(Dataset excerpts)

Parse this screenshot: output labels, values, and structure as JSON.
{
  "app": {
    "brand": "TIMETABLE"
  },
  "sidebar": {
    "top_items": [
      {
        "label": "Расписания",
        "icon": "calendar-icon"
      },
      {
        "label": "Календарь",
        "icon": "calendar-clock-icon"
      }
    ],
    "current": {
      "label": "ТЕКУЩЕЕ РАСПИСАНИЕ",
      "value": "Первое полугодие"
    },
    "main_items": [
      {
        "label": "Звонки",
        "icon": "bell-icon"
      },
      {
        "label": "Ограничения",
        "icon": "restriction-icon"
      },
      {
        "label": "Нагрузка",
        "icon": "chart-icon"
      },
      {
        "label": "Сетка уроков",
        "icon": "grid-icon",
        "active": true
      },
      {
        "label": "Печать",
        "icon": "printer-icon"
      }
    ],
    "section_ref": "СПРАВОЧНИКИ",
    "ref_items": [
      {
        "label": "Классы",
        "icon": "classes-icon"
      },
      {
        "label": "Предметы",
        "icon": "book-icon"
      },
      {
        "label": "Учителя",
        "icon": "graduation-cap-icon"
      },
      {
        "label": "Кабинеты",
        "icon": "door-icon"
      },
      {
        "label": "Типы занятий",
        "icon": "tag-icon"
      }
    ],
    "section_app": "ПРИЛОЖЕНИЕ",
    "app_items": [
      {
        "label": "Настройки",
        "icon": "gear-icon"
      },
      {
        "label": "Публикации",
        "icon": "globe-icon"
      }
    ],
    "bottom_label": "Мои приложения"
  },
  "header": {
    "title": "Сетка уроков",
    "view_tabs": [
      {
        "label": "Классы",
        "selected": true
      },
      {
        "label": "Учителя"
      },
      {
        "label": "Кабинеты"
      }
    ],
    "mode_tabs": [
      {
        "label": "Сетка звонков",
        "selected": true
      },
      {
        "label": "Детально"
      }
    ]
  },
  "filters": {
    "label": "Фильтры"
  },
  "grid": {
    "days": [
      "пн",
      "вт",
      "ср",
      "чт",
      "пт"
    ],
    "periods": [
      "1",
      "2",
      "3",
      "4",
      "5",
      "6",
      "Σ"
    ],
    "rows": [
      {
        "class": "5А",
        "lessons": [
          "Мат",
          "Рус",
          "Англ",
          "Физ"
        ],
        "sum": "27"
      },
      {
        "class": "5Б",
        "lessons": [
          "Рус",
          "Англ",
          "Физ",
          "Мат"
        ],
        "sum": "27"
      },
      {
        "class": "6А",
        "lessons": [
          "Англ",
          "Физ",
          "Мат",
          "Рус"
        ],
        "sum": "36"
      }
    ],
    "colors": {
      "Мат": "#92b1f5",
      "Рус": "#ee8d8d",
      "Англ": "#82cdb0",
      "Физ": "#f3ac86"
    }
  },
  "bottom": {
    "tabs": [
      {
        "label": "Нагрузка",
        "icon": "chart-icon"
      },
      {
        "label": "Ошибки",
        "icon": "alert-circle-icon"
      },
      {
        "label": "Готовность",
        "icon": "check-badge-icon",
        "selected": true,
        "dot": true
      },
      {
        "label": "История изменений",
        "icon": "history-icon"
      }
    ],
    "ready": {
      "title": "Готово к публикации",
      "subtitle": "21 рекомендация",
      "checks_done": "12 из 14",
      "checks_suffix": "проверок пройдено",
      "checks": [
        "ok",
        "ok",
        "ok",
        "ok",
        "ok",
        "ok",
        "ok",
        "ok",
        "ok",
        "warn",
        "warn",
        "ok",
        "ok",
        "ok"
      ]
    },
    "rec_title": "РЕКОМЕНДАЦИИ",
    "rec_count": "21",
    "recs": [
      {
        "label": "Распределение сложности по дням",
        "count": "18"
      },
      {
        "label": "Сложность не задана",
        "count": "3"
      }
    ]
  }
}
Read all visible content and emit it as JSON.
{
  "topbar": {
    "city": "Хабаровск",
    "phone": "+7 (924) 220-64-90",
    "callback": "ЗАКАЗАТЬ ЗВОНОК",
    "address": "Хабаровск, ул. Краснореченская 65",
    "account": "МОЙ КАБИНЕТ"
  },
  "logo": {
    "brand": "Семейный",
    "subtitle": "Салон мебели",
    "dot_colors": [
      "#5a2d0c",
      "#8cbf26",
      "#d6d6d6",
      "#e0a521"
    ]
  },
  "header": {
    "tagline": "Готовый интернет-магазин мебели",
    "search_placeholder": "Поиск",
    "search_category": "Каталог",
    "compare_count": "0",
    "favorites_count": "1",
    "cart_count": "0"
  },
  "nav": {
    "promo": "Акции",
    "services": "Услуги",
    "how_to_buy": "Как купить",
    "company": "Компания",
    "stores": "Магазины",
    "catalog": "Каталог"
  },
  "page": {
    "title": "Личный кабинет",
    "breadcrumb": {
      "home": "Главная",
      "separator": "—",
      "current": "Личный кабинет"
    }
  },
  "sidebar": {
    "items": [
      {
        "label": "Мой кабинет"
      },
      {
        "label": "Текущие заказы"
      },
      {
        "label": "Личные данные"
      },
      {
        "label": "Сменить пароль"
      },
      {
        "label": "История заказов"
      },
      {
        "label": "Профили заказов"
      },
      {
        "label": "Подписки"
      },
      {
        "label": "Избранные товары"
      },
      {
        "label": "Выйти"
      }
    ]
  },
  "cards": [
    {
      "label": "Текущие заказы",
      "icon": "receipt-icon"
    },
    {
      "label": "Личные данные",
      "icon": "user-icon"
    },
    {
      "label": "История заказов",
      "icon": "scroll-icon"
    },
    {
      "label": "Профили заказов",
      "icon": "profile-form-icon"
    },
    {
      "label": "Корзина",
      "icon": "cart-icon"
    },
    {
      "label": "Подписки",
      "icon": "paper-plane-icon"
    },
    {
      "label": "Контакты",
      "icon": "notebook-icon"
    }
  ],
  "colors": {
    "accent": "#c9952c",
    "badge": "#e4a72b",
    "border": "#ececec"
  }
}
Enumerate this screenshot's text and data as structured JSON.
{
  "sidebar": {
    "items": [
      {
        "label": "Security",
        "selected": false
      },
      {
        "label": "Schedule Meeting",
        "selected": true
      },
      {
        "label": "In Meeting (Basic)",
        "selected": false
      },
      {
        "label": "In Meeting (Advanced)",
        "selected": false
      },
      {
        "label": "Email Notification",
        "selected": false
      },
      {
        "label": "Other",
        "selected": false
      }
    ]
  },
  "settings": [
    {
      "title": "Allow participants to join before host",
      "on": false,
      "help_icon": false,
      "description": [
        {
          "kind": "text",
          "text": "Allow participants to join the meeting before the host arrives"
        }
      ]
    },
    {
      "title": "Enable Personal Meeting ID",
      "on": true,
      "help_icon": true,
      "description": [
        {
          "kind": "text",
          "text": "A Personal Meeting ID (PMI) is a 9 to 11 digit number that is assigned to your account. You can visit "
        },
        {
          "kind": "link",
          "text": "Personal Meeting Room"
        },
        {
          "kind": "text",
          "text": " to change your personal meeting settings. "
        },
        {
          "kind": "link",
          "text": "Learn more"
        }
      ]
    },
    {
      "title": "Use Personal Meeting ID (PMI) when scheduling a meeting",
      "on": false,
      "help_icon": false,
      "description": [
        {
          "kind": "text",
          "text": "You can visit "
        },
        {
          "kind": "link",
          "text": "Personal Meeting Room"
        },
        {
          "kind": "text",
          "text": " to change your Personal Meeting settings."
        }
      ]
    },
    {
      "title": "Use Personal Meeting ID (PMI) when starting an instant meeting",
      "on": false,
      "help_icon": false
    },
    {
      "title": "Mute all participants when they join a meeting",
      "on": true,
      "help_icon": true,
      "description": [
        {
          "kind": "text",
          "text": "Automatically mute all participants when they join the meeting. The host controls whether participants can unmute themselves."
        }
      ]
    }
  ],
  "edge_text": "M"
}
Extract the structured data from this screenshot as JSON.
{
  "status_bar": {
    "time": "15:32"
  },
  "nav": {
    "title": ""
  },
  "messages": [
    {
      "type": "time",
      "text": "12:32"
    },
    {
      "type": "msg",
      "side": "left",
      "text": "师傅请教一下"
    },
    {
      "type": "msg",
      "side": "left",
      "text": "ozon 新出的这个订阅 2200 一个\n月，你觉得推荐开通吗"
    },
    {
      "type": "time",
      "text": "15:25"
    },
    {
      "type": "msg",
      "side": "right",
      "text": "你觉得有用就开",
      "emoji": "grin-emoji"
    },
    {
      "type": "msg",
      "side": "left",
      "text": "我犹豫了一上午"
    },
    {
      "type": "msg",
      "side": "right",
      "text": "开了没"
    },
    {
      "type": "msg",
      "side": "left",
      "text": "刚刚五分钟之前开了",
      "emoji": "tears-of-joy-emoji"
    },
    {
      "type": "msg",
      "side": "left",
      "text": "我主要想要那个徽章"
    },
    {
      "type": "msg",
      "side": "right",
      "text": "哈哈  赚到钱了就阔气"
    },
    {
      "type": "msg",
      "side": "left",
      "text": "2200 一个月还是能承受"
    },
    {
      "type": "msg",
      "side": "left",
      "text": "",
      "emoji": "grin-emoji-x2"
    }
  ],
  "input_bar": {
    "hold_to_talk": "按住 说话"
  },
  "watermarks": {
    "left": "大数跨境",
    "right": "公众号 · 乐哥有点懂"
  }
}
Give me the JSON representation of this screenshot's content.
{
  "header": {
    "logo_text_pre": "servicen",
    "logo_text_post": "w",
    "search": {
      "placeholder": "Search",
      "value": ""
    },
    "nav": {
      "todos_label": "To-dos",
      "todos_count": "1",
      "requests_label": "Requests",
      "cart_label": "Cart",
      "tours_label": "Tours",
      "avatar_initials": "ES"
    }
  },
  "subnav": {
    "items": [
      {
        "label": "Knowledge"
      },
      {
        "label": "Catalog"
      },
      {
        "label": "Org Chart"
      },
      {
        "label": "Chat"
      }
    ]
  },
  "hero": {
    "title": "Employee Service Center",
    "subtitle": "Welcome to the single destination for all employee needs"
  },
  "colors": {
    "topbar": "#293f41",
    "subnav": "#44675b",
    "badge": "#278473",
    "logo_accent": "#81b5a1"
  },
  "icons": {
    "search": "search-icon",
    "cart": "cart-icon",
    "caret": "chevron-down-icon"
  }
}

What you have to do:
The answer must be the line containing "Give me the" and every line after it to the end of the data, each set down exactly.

Result of the task:
Give me the JSON representation of this screenshot's content.
{
  "header": {
    "logo_text_pre": "servicen",
    "logo_text_post": "w",
    "search": {
      "placeholder": "Search",
      "value": ""
    },
    "nav": {
      "todos_label": "To-dos",
      "todos_count": "1",
      "requests_label": "Requests",
      "cart_label": "Cart",
      "tours_label": "Tours",
      "avatar_initials": "ES"
    }
  },
  "subnav": {
    "items": [
      {
        "label": "Knowledge"
      },
      {
        "label": "Catalog"
      },
      {
        "label": "Org Chart"
      },
      {
        "label": "Chat"
      }
    ]
  },
  "hero": {
    "title": "Employee Service Center",
    "subtitle": "Welcome to the single destination for all employee needs"
  },
  "colors": {
    "topbar": "#293f41",
    "subnav": "#44675b",
    "badge": "#278473",
    "logo_accent": "#81b5a1"
  },
  "icons": {
    "search": "search-icon",
    "cart": "cart-icon",
    "caret": "chevron-down-icon"
  }
}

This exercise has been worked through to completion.